%%
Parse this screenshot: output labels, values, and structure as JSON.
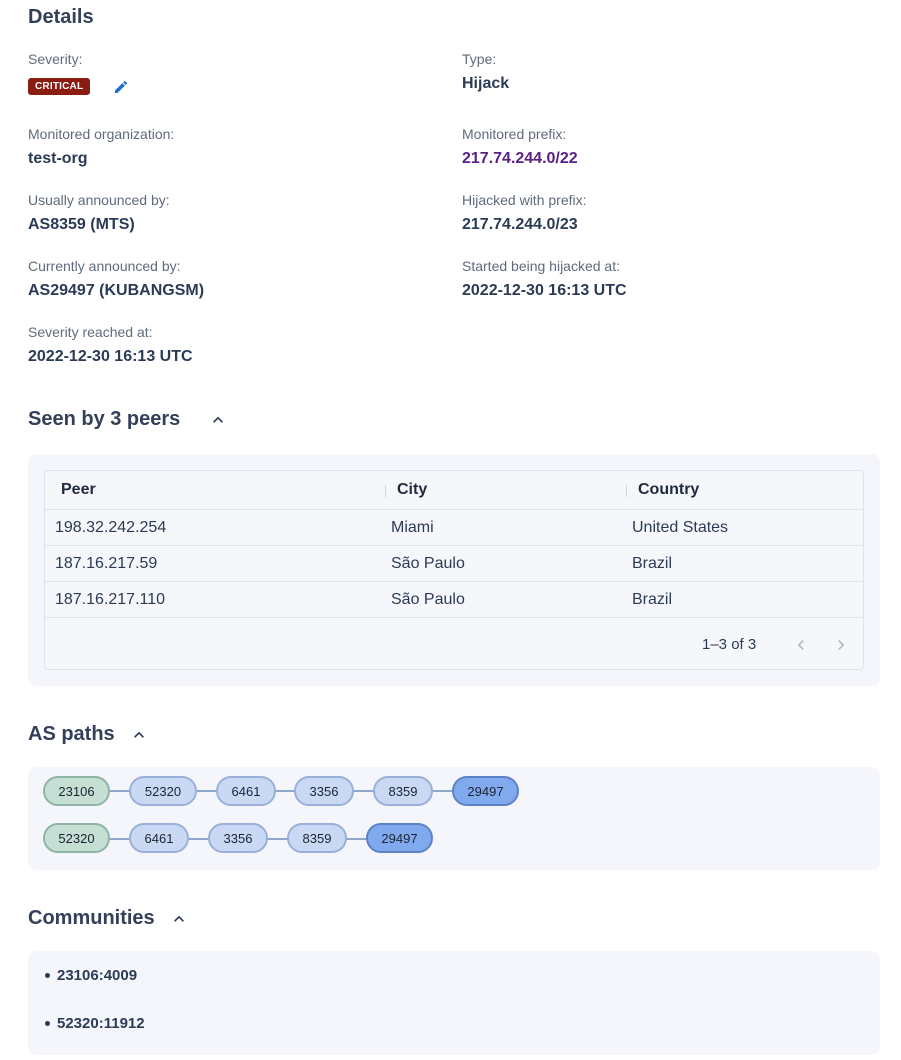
{
  "details": {
    "title": "Details",
    "severity_label": "Severity:",
    "severity_value": "CRITICAL",
    "type_label": "Type:",
    "type_value": "Hijack",
    "org_label": "Monitored organization:",
    "org_value": "test-org",
    "prefix_label": "Monitored prefix:",
    "prefix_value": "217.74.244.0/22",
    "usual_label": "Usually announced by:",
    "usual_value": "AS8359 (MTS)",
    "hijacked_prefix_label": "Hijacked with prefix:",
    "hijacked_prefix_value": "217.74.244.0/23",
    "current_label": "Currently announced by:",
    "current_value": "AS29497 (KUBANGSM)",
    "started_label": "Started being hijacked at:",
    "started_value": "2022-12-30 16:13 UTC",
    "severity_reached_label": "Severity reached at:",
    "severity_reached_value": "2022-12-30 16:13 UTC"
  },
  "peers": {
    "title": "Seen by 3 peers",
    "columns": [
      "Peer",
      "City",
      "Country"
    ],
    "rows": [
      [
        "198.32.242.254",
        "Miami",
        "United States"
      ],
      [
        "187.16.217.59",
        "São Paulo",
        "Brazil"
      ],
      [
        "187.16.217.110",
        "São Paulo",
        "Brazil"
      ]
    ],
    "pagination": "1–3 of 3"
  },
  "as_paths": {
    "title": "AS paths",
    "paths": [
      [
        "23106",
        "52320",
        "6461",
        "3356",
        "8359",
        "29497"
      ],
      [
        "52320",
        "6461",
        "3356",
        "8359",
        "29497"
      ]
    ]
  },
  "communities": {
    "title": "Communities",
    "items": [
      "23106:4009",
      "52320:11912"
    ]
  },
  "colors": {
    "critical": "#8a1c12",
    "prefix_link": "#5a1f84",
    "origin_node": "#c6dfd4",
    "transit_node": "#c9d9f4",
    "target_node": "#80a9ee"
  }
}
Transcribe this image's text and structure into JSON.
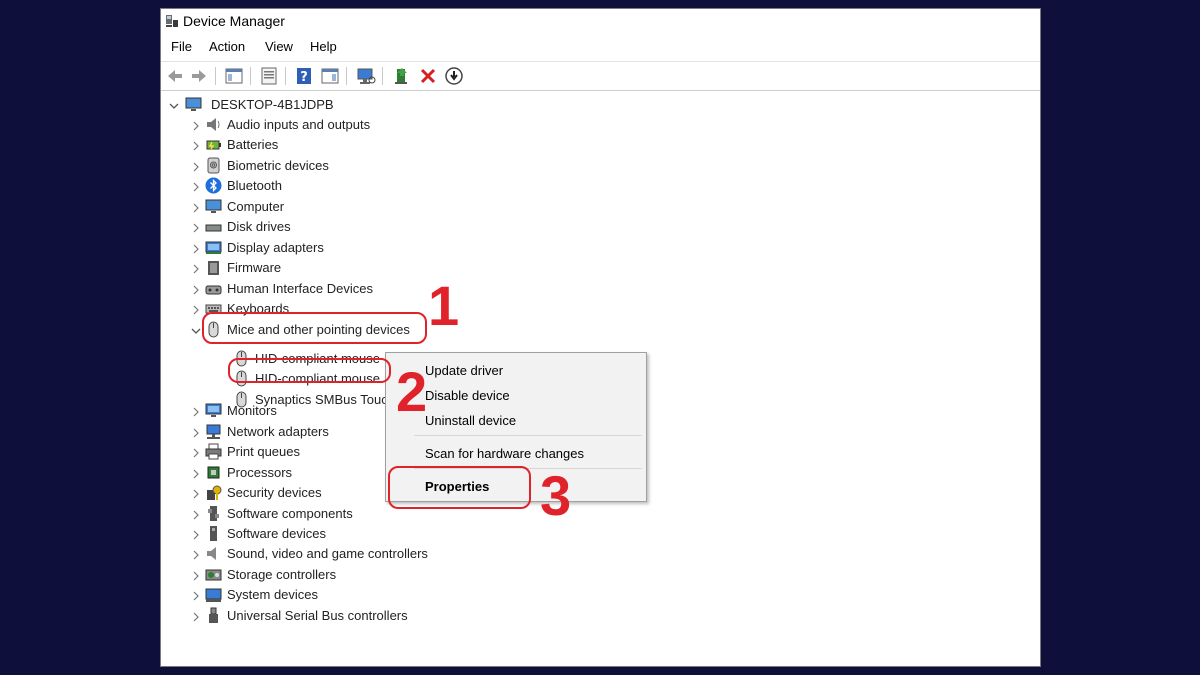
{
  "window": {
    "title": "Device Manager"
  },
  "menu": [
    "File",
    "Action",
    "View",
    "Help"
  ],
  "tree": {
    "root": "DESKTOP-4B1JDPB",
    "categories": [
      {
        "label": "Audio inputs and outputs",
        "icon": "speaker-icon"
      },
      {
        "label": "Batteries",
        "icon": "battery-icon"
      },
      {
        "label": "Biometric devices",
        "icon": "fingerprint-icon"
      },
      {
        "label": "Bluetooth",
        "icon": "bluetooth-icon"
      },
      {
        "label": "Computer",
        "icon": "computer-icon"
      },
      {
        "label": "Disk drives",
        "icon": "disk-icon"
      },
      {
        "label": "Display adapters",
        "icon": "display-adapter-icon"
      },
      {
        "label": "Firmware",
        "icon": "firmware-icon"
      },
      {
        "label": "Human Interface Devices",
        "icon": "hid-icon"
      },
      {
        "label": "Keyboards",
        "icon": "keyboard-icon"
      },
      {
        "label": "Mice and other pointing devices",
        "icon": "mouse-icon"
      },
      {
        "label": "Monitors",
        "icon": "monitor-icon"
      },
      {
        "label": "Network adapters",
        "icon": "network-icon"
      },
      {
        "label": "Print queues",
        "icon": "printer-icon"
      },
      {
        "label": "Processors",
        "icon": "cpu-icon"
      },
      {
        "label": "Security devices",
        "icon": "security-icon"
      },
      {
        "label": "Software components",
        "icon": "software-component-icon"
      },
      {
        "label": "Software devices",
        "icon": "software-device-icon"
      },
      {
        "label": "Sound, video and game controllers",
        "icon": "sound-icon"
      },
      {
        "label": "Storage controllers",
        "icon": "storage-icon"
      },
      {
        "label": "System devices",
        "icon": "system-icon"
      },
      {
        "label": "Universal Serial Bus controllers",
        "icon": "usb-icon"
      }
    ],
    "mice_children": [
      "HID-compliant mouse",
      "HID-compliant mouse",
      "Synaptics SMBus Touc"
    ]
  },
  "context_menu": {
    "items": [
      "Update driver",
      "Disable device",
      "Uninstall device",
      "Scan for hardware changes",
      "Properties"
    ]
  },
  "annotations": [
    "1",
    "2",
    "3"
  ],
  "colors": {
    "background": "#0f0f3c",
    "annotation": "#e0222a",
    "selection": "#cce8ff"
  }
}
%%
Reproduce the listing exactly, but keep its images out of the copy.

- **Task result**:
Parse this screenshot: output labels, values, and structure as JSON.
{
  "details": {
    "title": "Details",
    "severity_label": "Severity:",
    "severity_value": "CRITICAL",
    "type_label": "Type:",
    "type_value": "Hijack",
    "org_label": "Monitored organization:",
    "org_value": "test-org",
    "prefix_label": "Monitored prefix:",
    "prefix_value": "217.74.244.0/22",
    "usual_label": "Usually announced by:",
    "usual_value": "AS8359 (MTS)",
    "hijacked_prefix_label": "Hijacked with prefix:",
    "hijacked_prefix_value": "217.74.244.0/23",
    "current_label": "Currently announced by:",
    "current_value": "AS29497 (KUBANGSM)",
    "started_label": "Started being hijacked at:",
    "started_value": "2022-12-30 16:13 UTC",
    "severity_reached_label": "Severity reached at:",
    "severity_reached_value": "2022-12-30 16:13 UTC"
  },
  "peers": {
    "title": "Seen by 3 peers",
    "columns": [
      "Peer",
      "City",
      "Country"
    ],
    "rows": [
      [
        "198.32.242.254",
        "Miami",
        "United States"
      ],
      [
        "187.16.217.59",
        "São Paulo",
        "Brazil"
      ],
      [
        "187.16.217.110",
        "São Paulo",
        "Brazil"
      ]
    ],
    "pagination": "1–3 of 3"
  },
  "as_paths": {
    "title": "AS paths",
    "paths": [
      [
        "23106",
        "52320",
        "6461",
        "3356",
        "8359",
        "29497"
      ],
      [
        "52320",
        "6461",
        "3356",
        "8359",
        "29497"
      ]
    ]
  },
  "communities": {
    "title": "Communities",
    "items": [
      "23106:4009",
      "52320:11912"
    ]
  },
  "colors": {
    "critical": "#8a1c12",
    "prefix_link": "#5a1f84",
    "origin_node": "#c6dfd4",
    "transit_node": "#c9d9f4",
    "target_node": "#80a9ee"
  }
}
Transcribe this image's text and structure into JSON.
{
  "window": {
    "title": "Device Manager"
  },
  "menu": [
    "File",
    "Action",
    "View",
    "Help"
  ],
  "tree": {
    "root": "DESKTOP-4B1JDPB",
    "categories": [
      {
        "label": "Audio inputs and outputs",
        "icon": "speaker-icon"
      },
      {
        "label": "Batteries",
        "icon": "battery-icon"
      },
      {
        "label": "Biometric devices",
        "icon": "fingerprint-icon"
      },
      {
        "label": "Bluetooth",
        "icon": "bluetooth-icon"
      },
      {
        "label": "Computer",
        "icon": "computer-icon"
      },
      {
        "label": "Disk drives",
        "icon": "disk-icon"
      },
      {
        "label": "Display adapters",
        "icon": "display-adapter-icon"
      },
      {
        "label": "Firmware",
        "icon": "firmware-icon"
      },
      {
        "label": "Human Interface Devices",
        "icon": "hid-icon"
      },
      {
        "label": "Keyboards",
        "icon": "keyboard-icon"
      },
      {
        "label": "Mice and other pointing devices",
        "icon": "mouse-icon"
      },
      {
        "label": "Monitors",
        "icon": "monitor-icon"
      },
      {
        "label": "Network adapters",
        "icon": "network-icon"
      },
      {
        "label": "Print queues",
        "icon": "printer-icon"
      },
      {
        "label": "Processors",
        "icon": "cpu-icon"
      },
      {
        "label": "Security devices",
        "icon": "security-icon"
      },
      {
        "label": "Software components",
        "icon": "software-component-icon"
      },
      {
        "label": "Software devices",
        "icon": "software-device-icon"
      },
      {
        "label": "Sound, video and game controllers",
        "icon": "sound-icon"
      },
      {
        "label": "Storage controllers",
        "icon": "storage-icon"
      },
      {
        "label": "System devices",
        "icon": "system-icon"
      },
      {
        "label": "Universal Serial Bus controllers",
        "icon": "usb-icon"
      }
    ],
    "mice_children": [
      "HID-compliant mouse",
      "HID-compliant mouse",
      "Synaptics SMBus Touc"
    ]
  },
  "context_menu": {
    "items": [
      "Update driver",
      "Disable device",
      "Uninstall device",
      "Scan for hardware changes",
      "Properties"
    ]
  },
  "annotations": [
    "1",
    "2",
    "3"
  ],
  "colors": {
    "background": "#0f0f3c",
    "annotation": "#e0222a",
    "selection": "#cce8ff"
  }
}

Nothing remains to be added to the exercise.